An interview gives you the chance to explain your goals and achievements, and present your portfolio in person. This can be your chance to turn the heads of the admissions committee. First, you need to be prepared to talk about yourself and your work.
Be honest about your processes and your achievements, and don't be afraid to highlight your successes as an artist and a student. Have you contributed artwork for local galleries or events? Did you receive any honours for your work? Let the interviewers know that you are proud of your achievements and are interested in strengthening your skills.
Be sure you understand what the admissions committee is looking for; you might explain how you match their goals as an institution, or how you agree with the school's mission statements. Confidence in your work can go a long way.
Practise interviewing (opens in new tab) with guidance counsellors, mentors or trustworthy friends. Interviewers typically look for candidates that can clearly articulate their reasons for application, their educational goals, and their own unique creative process.
05. Consider off-campus opportunities
Sure, art college is a great way to learn, make lasting connections with peers and mentors, and develop and strengthen your talents and skills. However, attending art school does not equal instant success. Ask any art college graduate. In order to succeed in the world post-graduation, you have to be your own advocate.
When considering art schools, take a moment to research what types of opportunities are available for artists outside of the campus bubble. An essential skill for any artist is learning how to join a community, as well as self-promotion and valuable networking skills.

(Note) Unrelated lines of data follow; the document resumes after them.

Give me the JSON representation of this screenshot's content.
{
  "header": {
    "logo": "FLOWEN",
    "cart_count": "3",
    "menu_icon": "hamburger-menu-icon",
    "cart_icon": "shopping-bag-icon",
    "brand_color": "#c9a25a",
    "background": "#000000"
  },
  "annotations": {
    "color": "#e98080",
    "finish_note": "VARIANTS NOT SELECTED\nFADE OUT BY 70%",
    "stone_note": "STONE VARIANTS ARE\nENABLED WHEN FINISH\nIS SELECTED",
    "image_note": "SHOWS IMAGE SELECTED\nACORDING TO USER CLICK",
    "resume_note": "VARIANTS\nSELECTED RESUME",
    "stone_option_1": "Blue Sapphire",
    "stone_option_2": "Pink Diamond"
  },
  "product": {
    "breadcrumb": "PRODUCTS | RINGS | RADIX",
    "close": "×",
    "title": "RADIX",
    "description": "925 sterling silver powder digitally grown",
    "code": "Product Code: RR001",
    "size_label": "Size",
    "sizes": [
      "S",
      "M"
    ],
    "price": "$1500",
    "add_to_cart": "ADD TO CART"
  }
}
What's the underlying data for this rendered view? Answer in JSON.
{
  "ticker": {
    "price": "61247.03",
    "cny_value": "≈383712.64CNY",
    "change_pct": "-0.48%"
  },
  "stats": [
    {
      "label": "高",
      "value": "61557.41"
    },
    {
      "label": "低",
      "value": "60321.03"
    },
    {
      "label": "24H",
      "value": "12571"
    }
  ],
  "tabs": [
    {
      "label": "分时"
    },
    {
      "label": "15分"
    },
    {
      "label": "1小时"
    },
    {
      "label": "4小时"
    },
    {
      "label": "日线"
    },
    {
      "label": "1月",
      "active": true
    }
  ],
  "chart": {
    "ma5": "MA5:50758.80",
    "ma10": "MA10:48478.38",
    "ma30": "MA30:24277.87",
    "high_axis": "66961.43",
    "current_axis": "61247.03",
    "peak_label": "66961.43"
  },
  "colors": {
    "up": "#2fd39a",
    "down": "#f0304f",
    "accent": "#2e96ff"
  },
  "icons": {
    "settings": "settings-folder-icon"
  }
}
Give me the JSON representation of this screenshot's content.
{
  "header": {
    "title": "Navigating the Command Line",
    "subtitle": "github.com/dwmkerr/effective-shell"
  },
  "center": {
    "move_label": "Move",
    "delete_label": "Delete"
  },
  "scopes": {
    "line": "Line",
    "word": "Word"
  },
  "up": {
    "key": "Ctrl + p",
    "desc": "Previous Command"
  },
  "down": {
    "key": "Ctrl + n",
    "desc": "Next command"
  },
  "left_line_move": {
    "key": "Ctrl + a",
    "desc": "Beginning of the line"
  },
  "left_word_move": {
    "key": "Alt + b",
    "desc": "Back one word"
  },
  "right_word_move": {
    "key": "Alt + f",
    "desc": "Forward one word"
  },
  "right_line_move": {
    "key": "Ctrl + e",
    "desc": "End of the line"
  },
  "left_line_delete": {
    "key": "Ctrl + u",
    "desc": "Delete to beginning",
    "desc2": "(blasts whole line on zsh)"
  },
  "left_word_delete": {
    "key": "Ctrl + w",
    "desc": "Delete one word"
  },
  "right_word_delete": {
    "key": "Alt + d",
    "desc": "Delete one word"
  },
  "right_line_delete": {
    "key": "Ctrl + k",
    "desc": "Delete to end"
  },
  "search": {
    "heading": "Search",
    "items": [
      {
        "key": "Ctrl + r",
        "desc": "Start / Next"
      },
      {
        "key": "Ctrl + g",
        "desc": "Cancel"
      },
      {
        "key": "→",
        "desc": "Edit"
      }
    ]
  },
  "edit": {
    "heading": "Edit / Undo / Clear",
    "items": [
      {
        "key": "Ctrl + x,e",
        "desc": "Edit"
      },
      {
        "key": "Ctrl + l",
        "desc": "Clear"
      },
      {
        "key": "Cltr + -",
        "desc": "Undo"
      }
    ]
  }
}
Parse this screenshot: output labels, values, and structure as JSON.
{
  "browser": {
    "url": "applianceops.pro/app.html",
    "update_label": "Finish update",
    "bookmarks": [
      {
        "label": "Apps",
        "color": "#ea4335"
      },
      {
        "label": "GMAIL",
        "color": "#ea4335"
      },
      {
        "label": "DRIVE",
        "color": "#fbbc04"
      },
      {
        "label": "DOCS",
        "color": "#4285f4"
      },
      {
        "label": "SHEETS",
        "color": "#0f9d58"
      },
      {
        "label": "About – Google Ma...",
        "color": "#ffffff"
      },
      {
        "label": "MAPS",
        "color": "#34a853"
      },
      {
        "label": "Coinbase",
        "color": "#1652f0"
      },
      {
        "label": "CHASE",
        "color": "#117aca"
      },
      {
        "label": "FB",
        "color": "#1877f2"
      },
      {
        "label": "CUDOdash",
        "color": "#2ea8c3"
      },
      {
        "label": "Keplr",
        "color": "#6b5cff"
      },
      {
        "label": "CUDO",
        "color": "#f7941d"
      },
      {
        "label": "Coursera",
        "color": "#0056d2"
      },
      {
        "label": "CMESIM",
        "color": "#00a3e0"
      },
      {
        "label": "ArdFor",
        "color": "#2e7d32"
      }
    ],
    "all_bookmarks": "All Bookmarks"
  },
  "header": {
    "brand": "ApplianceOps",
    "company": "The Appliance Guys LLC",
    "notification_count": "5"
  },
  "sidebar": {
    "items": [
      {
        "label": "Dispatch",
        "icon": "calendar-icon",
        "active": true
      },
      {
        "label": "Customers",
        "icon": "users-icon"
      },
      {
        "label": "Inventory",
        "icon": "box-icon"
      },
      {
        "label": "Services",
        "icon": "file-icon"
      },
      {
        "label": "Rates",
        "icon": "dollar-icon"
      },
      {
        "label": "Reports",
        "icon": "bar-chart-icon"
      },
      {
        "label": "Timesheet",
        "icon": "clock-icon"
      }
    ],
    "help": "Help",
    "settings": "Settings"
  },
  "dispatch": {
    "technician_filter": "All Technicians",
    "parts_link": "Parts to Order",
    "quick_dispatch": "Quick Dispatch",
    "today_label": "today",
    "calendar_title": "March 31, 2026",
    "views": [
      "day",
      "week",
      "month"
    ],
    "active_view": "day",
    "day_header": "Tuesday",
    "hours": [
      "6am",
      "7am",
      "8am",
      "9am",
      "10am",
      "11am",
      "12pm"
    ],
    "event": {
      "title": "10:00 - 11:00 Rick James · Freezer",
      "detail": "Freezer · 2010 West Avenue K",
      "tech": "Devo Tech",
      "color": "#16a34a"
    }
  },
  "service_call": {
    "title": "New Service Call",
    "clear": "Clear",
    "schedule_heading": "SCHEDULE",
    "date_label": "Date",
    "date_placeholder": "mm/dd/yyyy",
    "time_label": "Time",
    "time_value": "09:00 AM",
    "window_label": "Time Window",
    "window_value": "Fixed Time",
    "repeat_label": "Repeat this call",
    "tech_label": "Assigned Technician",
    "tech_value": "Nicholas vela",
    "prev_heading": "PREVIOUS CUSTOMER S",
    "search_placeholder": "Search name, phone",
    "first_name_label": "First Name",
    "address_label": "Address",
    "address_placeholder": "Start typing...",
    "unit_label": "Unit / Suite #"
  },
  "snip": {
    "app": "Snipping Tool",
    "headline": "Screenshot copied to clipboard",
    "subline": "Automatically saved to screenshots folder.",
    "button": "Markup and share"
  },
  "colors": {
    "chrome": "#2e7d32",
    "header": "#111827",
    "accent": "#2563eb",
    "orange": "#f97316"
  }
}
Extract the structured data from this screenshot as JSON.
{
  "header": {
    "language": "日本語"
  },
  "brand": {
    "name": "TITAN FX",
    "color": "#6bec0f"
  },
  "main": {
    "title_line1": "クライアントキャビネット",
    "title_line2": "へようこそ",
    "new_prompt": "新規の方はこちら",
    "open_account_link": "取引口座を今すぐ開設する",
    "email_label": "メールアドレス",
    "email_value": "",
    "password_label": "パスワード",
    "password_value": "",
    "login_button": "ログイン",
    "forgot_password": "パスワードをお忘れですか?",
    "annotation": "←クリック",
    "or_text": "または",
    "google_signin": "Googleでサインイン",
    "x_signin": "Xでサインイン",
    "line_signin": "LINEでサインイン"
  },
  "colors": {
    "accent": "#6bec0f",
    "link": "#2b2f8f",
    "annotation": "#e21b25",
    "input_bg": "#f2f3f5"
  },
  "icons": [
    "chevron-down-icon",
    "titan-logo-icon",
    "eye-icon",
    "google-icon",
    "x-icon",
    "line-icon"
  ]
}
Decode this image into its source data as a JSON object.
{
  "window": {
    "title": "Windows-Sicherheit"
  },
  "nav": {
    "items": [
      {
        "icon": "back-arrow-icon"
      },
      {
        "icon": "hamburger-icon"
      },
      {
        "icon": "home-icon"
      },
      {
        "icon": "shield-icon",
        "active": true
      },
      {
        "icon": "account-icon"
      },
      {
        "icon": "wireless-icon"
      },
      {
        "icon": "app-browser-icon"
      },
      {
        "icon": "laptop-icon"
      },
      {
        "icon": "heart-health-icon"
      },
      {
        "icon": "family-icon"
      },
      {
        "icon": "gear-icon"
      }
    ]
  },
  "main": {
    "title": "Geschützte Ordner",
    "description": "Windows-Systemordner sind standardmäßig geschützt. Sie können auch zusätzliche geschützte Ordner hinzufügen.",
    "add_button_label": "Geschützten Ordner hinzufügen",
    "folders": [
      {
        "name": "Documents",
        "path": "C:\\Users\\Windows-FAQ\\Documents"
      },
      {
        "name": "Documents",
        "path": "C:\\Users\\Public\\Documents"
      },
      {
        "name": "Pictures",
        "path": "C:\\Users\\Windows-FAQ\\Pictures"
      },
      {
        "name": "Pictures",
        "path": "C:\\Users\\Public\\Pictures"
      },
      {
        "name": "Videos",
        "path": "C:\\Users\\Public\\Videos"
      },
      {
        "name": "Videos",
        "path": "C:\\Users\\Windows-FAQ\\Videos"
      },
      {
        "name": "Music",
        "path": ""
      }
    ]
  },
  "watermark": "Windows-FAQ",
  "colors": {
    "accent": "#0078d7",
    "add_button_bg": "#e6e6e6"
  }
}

Are you applying to schools in areas that are excellent cultural hubs? Are there plenty of independent galleries that accept or highlight student artwork? Consider joining social clubs or other organisations outside of school that support the artistic community – successful side projects (opens in new tab) can really propel your art career.